Dataset rows describing interfaces:

........

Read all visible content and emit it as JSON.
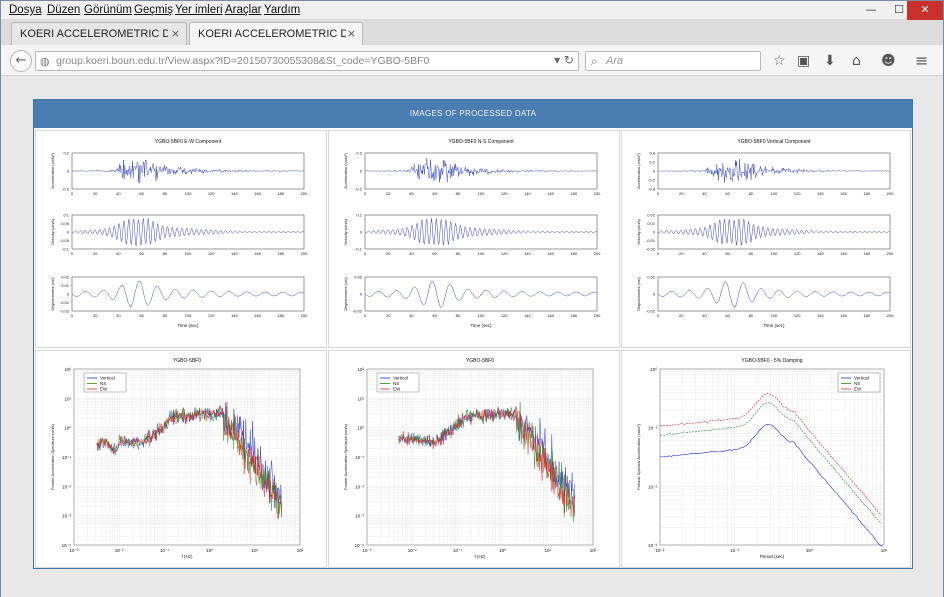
{
  "menu": [
    "Dosya",
    "Düzen",
    "Görünüm",
    "Geçmiş",
    "Yer imleri",
    "Araçlar",
    "Yardım"
  ],
  "window_controls": {
    "minimize": "—",
    "maximize": "☐",
    "close": "✕"
  },
  "tabs": [
    {
      "label": "KOERI ACCELEROMETRIC DAT...",
      "close": "×"
    },
    {
      "label": "KOERI ACCELEROMETRIC DAT...",
      "close": "×"
    }
  ],
  "new_tab": "+",
  "address_bar": {
    "url": "group.koeri.boun.edu.tr/View.aspx?ID=20150730055308&St_code=YGBO-5BF0"
  },
  "search": {
    "placeholder": "Ara"
  },
  "panel": {
    "title": "IMAGES OF PROCESSED DATA"
  },
  "time_plots": [
    {
      "title": "YGBO-5BF0 E-W Component",
      "rows": [
        {
          "ylabel": "Acceleration (cm/s²)",
          "yticks": [
            "0.2",
            "0",
            "-0.2"
          ]
        },
        {
          "ylabel": "Velocity (cm/s)",
          "yticks": [
            "0.1",
            "0.05",
            "0",
            "-0.05",
            "-0.1"
          ]
        },
        {
          "ylabel": "Displacement (cm)",
          "yticks": [
            "0.02",
            "0.01",
            "0",
            "-0.01",
            "-0.02"
          ]
        }
      ],
      "xticks": [
        "0",
        "20",
        "40",
        "60",
        "80",
        "100",
        "120",
        "140",
        "160",
        "180",
        "200"
      ],
      "xlabel": "Time (sec)"
    },
    {
      "title": "YGBO-5BF0 N-S Component",
      "rows": [
        {
          "ylabel": "Acceleration (cm/s²)",
          "yticks": [
            "0.2",
            "0",
            "-0.2"
          ]
        },
        {
          "ylabel": "Velocity (cm/s)",
          "yticks": [
            "0.1",
            "0",
            "-0.1"
          ]
        },
        {
          "ylabel": "Displacement (cm)",
          "yticks": [
            "0.02",
            "0",
            "-0.02"
          ]
        }
      ],
      "xticks": [
        "0",
        "20",
        "40",
        "60",
        "80",
        "100",
        "120",
        "140",
        "160",
        "180",
        "200"
      ],
      "xlabel": "Time (sec)"
    },
    {
      "title": "YGBO-5BF0 Vertical Component",
      "rows": [
        {
          "ylabel": "Acceleration (cm/s²)",
          "yticks": [
            "0.4",
            "0.2",
            "0",
            "-0.2",
            "-0.4"
          ]
        },
        {
          "ylabel": "Velocity (cm/s)",
          "yticks": [
            "0.02",
            "0.01",
            "0",
            "-0.01",
            "-0.02"
          ]
        },
        {
          "ylabel": "Displacement (cm)",
          "yticks": [
            "0.02",
            "0",
            "-0.02"
          ]
        }
      ],
      "xticks": [
        "0",
        "20",
        "40",
        "60",
        "80",
        "100",
        "120",
        "140",
        "160",
        "180",
        "200"
      ],
      "xlabel": "Time (sec)"
    }
  ],
  "spectrum_plots": [
    {
      "title": "YGBO-5BF0",
      "ylabel": "Fourier Acceleration Spectrum (cm/s)",
      "xlabel": "f (Hz)",
      "yticks": [
        "10²",
        "10¹",
        "10⁰",
        "10⁻¹",
        "10⁻²",
        "10⁻³",
        "10⁻⁴"
      ],
      "xticks": [
        "10⁻³",
        "10⁻²",
        "10⁻¹",
        "10⁰",
        "10¹",
        "10²"
      ],
      "legend": [
        "Vertical",
        "NS",
        "EW"
      ]
    },
    {
      "title": "YGBO-5BF0",
      "ylabel": "Fourier Acceleration Spectrum (cm/s)",
      "xlabel": "f (Hz)",
      "yticks": [
        "10²",
        "10¹",
        "10⁰",
        "10⁻¹",
        "10⁻²",
        "10⁻³",
        "10⁻⁴"
      ],
      "xticks": [
        "10⁻³",
        "10⁻²",
        "10⁻¹",
        "10⁰",
        "10¹",
        "10²"
      ],
      "legend": [
        "Vertical",
        "NS",
        "EW"
      ]
    },
    {
      "title": "YGBO-5BF0 - 5% Damping",
      "ylabel": "Pseudo Spectral Acceleration (cm/s²)",
      "xlabel": "Period (sec)",
      "yticks": [
        "10⁰",
        "10⁻¹",
        "10⁻²",
        "10⁻³"
      ],
      "xticks": [
        "10⁻²",
        "10⁻¹",
        "10⁰",
        "10¹"
      ],
      "legend": [
        "Vertical",
        "NS",
        "EW"
      ]
    }
  ],
  "colors": {
    "vertical": "#1f2fd0",
    "ns": "#1f8c1f",
    "ew": "#e02020",
    "trace": "#2233bb",
    "header": "#4a7eb2"
  }
}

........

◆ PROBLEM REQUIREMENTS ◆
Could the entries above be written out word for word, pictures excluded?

◆ THE ANSWER ◆
Read all visible content and emit it as JSON.
{
  "menu": [
    "Dosya",
    "Düzen",
    "Görünüm",
    "Geçmiş",
    "Yer imleri",
    "Araçlar",
    "Yardım"
  ],
  "window_controls": {
    "minimize": "—",
    "maximize": "☐",
    "close": "✕"
  },
  "tabs": [
    {
      "label": "KOERI ACCELEROMETRIC DAT...",
      "close": "×"
    },
    {
      "label": "KOERI ACCELEROMETRIC DAT...",
      "close": "×"
    }
  ],
  "new_tab": "+",
  "address_bar": {
    "url": "group.koeri.boun.edu.tr/View.aspx?ID=20150730055308&St_code=YGBO-5BF0"
  },
  "search": {
    "placeholder": "Ara"
  },
  "panel": {
    "title": "IMAGES OF PROCESSED DATA"
  },
  "time_plots": [
    {
      "title": "YGBO-5BF0 E-W Component",
      "rows": [
        {
          "ylabel": "Acceleration (cm/s²)",
          "yticks": [
            "0.2",
            "0",
            "-0.2"
          ]
        },
        {
          "ylabel": "Velocity (cm/s)",
          "yticks": [
            "0.1",
            "0.05",
            "0",
            "-0.05",
            "-0.1"
          ]
        },
        {
          "ylabel": "Displacement (cm)",
          "yticks": [
            "0.02",
            "0.01",
            "0",
            "-0.01",
            "-0.02"
          ]
        }
      ],
      "xticks": [
        "0",
        "20",
        "40",
        "60",
        "80",
        "100",
        "120",
        "140",
        "160",
        "180",
        "200"
      ],
      "xlabel": "Time (sec)"
    },
    {
      "title": "YGBO-5BF0 N-S Component",
      "rows": [
        {
          "ylabel": "Acceleration (cm/s²)",
          "yticks": [
            "0.2",
            "0",
            "-0.2"
          ]
        },
        {
          "ylabel": "Velocity (cm/s)",
          "yticks": [
            "0.1",
            "0",
            "-0.1"
          ]
        },
        {
          "ylabel": "Displacement (cm)",
          "yticks": [
            "0.02",
            "0",
            "-0.02"
          ]
        }
      ],
      "xticks": [
        "0",
        "20",
        "40",
        "60",
        "80",
        "100",
        "120",
        "140",
        "160",
        "180",
        "200"
      ],
      "xlabel": "Time (sec)"
    },
    {
      "title": "YGBO-5BF0 Vertical Component",
      "rows": [
        {
          "ylabel": "Acceleration (cm/s²)",
          "yticks": [
            "0.4",
            "0.2",
            "0",
            "-0.2",
            "-0.4"
          ]
        },
        {
          "ylabel": "Velocity (cm/s)",
          "yticks": [
            "0.02",
            "0.01",
            "0",
            "-0.01",
            "-0.02"
          ]
        },
        {
          "ylabel": "Displacement (cm)",
          "yticks": [
            "0.02",
            "0",
            "-0.02"
          ]
        }
      ],
      "xticks": [
        "0",
        "20",
        "40",
        "60",
        "80",
        "100",
        "120",
        "140",
        "160",
        "180",
        "200"
      ],
      "xlabel": "Time (sec)"
    }
  ],
  "spectrum_plots": [
    {
      "title": "YGBO-5BF0",
      "ylabel": "Fourier Acceleration Spectrum (cm/s)",
      "xlabel": "f (Hz)",
      "yticks": [
        "10²",
        "10¹",
        "10⁰",
        "10⁻¹",
        "10⁻²",
        "10⁻³",
        "10⁻⁴"
      ],
      "xticks": [
        "10⁻³",
        "10⁻²",
        "10⁻¹",
        "10⁰",
        "10¹",
        "10²"
      ],
      "legend": [
        "Vertical",
        "NS",
        "EW"
      ]
    },
    {
      "title": "YGBO-5BF0",
      "ylabel": "Fourier Acceleration Spectrum (cm/s)",
      "xlabel": "f (Hz)",
      "yticks": [
        "10²",
        "10¹",
        "10⁰",
        "10⁻¹",
        "10⁻²",
        "10⁻³",
        "10⁻⁴"
      ],
      "xticks": [
        "10⁻³",
        "10⁻²",
        "10⁻¹",
        "10⁰",
        "10¹",
        "10²"
      ],
      "legend": [
        "Vertical",
        "NS",
        "EW"
      ]
    },
    {
      "title": "YGBO-5BF0 - 5% Damping",
      "ylabel": "Pseudo Spectral Acceleration (cm/s²)",
      "xlabel": "Period (sec)",
      "yticks": [
        "10⁰",
        "10⁻¹",
        "10⁻²",
        "10⁻³"
      ],
      "xticks": [
        "10⁻²",
        "10⁻¹",
        "10⁰",
        "10¹"
      ],
      "legend": [
        "Vertical",
        "NS",
        "EW"
      ]
    }
  ],
  "colors": {
    "vertical": "#1f2fd0",
    "ns": "#1f8c1f",
    "ew": "#e02020",
    "trace": "#2233bb",
    "header": "#4a7eb2"
  }
}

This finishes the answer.